Before dying one of the workers alerted his family and the yard managers of the accident via his mobile phone. The families rushed to the yard, but found the gates locked.
“One of the survivors told me that he could have saved at least two of the workers if the yard had provided them with oxygen. Instead, the yard management wanted to hide the bodies,” said Ali Shahin. “The families, who had been alerted of the accident, finally managed to break the gates of the yard. But it was, unfortunately, too late to save the workers.”
Zakir Hossain, deputy inspector general of the Department of Inspection for Safeties of Shops and Establishments, told the newspaper, “Our inspector visited the factory and found the accident had occurred due to negligence. We will serve a notice on the owner.”
Shipbreaking involves the dismantling of old ships for scrap recycling of their steel and other equipment on board.
Around one million tonnes of steel are dismantled in Bangladeshi shipyards every year.
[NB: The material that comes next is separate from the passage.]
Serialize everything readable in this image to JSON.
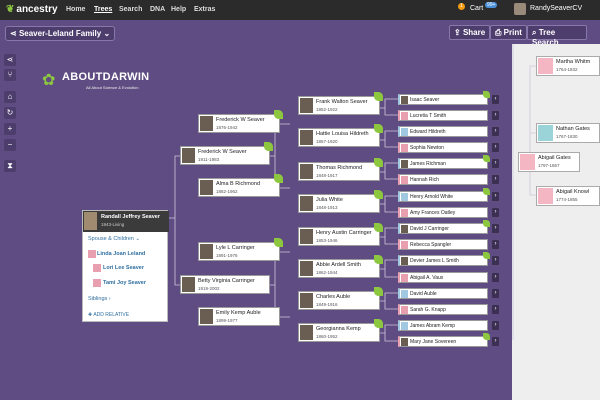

The country’s shipbreaking industry provides direct and indirect employment for about 200,000 people.
“On top of this irreparable damage, we also face massive loss of marine life,” says Matin. “Fish are often seen floating up dead in the surrounding sea, and fresh water around the coastal areas of Sitakunda contains many toxic chemicals.”
Formalised in 2006, the industry had by 2012 allowed Bangladesh to recover an estimated 1.5 million tonnes of steel. At the same time, according to the study, thousands of tonnes of toxic substances such as asbestos, lead, waste oil and other chemicals were discharged into the soil and sea.